Record extracts Block Start

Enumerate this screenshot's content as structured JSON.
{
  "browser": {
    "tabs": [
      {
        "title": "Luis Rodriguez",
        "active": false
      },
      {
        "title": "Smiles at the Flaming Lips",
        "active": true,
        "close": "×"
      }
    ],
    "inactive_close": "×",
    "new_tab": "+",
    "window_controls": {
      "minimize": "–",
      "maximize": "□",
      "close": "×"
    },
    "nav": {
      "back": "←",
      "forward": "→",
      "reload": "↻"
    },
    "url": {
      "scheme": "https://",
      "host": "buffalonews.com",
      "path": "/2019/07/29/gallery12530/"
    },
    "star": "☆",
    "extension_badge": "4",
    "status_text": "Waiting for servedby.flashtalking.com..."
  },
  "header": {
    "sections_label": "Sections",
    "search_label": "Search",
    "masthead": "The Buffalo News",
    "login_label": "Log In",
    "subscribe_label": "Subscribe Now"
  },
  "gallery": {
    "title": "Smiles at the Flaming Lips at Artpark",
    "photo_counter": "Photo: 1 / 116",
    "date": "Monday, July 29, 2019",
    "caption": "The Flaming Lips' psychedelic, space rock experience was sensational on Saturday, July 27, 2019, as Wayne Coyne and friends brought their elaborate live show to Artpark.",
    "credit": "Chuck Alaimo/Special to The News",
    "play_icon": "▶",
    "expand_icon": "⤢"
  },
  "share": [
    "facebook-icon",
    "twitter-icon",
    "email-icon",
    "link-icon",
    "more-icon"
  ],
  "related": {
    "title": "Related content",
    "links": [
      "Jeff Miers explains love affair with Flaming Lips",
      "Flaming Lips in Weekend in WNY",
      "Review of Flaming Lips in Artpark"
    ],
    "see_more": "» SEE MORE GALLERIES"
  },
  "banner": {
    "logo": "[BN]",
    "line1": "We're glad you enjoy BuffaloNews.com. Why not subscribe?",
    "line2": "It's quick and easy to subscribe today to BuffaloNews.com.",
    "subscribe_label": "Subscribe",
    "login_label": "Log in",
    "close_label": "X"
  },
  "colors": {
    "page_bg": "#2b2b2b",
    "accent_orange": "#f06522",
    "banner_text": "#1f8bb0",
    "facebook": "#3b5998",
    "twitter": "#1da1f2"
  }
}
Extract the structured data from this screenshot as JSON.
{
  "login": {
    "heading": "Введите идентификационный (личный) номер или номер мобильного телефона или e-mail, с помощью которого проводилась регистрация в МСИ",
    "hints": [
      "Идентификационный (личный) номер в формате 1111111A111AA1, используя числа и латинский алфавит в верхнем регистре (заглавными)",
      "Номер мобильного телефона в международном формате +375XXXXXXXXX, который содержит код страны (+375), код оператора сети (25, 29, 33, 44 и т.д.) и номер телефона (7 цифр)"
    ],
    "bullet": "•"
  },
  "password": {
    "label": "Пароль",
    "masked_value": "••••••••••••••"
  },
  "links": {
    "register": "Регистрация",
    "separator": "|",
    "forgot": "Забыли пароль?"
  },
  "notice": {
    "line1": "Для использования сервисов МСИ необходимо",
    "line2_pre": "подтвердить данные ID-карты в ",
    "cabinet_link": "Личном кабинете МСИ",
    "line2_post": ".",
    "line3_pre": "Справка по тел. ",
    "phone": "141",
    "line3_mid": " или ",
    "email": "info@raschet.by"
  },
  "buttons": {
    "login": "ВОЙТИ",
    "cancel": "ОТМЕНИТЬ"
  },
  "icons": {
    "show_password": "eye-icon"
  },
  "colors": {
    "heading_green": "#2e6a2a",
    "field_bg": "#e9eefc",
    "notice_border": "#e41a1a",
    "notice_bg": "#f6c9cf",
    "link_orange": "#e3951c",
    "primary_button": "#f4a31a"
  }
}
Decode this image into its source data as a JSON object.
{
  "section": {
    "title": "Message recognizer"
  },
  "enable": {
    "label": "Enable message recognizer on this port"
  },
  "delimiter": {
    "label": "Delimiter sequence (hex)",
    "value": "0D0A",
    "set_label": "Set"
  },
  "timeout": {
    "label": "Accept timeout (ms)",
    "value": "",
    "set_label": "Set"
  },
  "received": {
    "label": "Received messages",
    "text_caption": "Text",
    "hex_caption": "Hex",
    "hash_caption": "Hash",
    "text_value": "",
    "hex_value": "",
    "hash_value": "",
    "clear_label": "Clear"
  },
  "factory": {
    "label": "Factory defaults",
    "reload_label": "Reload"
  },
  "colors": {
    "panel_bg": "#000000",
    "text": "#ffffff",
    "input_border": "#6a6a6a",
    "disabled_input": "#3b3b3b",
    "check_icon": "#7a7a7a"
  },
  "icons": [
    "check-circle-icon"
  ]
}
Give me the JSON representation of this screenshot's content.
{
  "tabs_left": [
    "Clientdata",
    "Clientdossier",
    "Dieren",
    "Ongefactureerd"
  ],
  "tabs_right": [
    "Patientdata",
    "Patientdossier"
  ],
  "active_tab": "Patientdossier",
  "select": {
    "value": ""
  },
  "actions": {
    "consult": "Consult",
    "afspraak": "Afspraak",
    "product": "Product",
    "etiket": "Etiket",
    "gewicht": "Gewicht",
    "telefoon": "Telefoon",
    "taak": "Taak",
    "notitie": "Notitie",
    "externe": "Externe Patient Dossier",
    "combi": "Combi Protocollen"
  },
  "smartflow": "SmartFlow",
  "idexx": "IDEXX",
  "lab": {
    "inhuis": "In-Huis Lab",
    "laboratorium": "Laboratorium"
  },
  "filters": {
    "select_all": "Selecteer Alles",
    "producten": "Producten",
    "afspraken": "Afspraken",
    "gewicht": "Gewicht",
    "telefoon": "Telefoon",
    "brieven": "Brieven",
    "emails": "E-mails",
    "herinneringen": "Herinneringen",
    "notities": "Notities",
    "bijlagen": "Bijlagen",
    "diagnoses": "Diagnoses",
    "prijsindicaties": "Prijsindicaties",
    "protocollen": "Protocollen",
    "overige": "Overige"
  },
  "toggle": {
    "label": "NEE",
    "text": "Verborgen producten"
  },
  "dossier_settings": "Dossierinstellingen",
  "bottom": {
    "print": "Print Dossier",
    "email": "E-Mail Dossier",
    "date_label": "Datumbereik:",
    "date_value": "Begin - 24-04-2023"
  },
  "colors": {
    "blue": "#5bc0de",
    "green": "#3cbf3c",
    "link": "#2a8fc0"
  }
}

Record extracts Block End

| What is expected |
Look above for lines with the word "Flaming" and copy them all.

| Solution to this exercise |
        "title": "Smiles at the Flaming Lips",
    "title": "Smiles at the Flaming Lips at Artpark",
    "caption": "The Flaming Lips' psychedelic, space rock experience was sensational on Saturday, July 27, 2019, as Wayne Coyne and friends brought their elaborate live show to Artpark.",
      "Jeff Miers explains love affair with Flaming Lips",
      "Flaming Lips in Weekend in WNY",
      "Review of Flaming Lips in Artpark"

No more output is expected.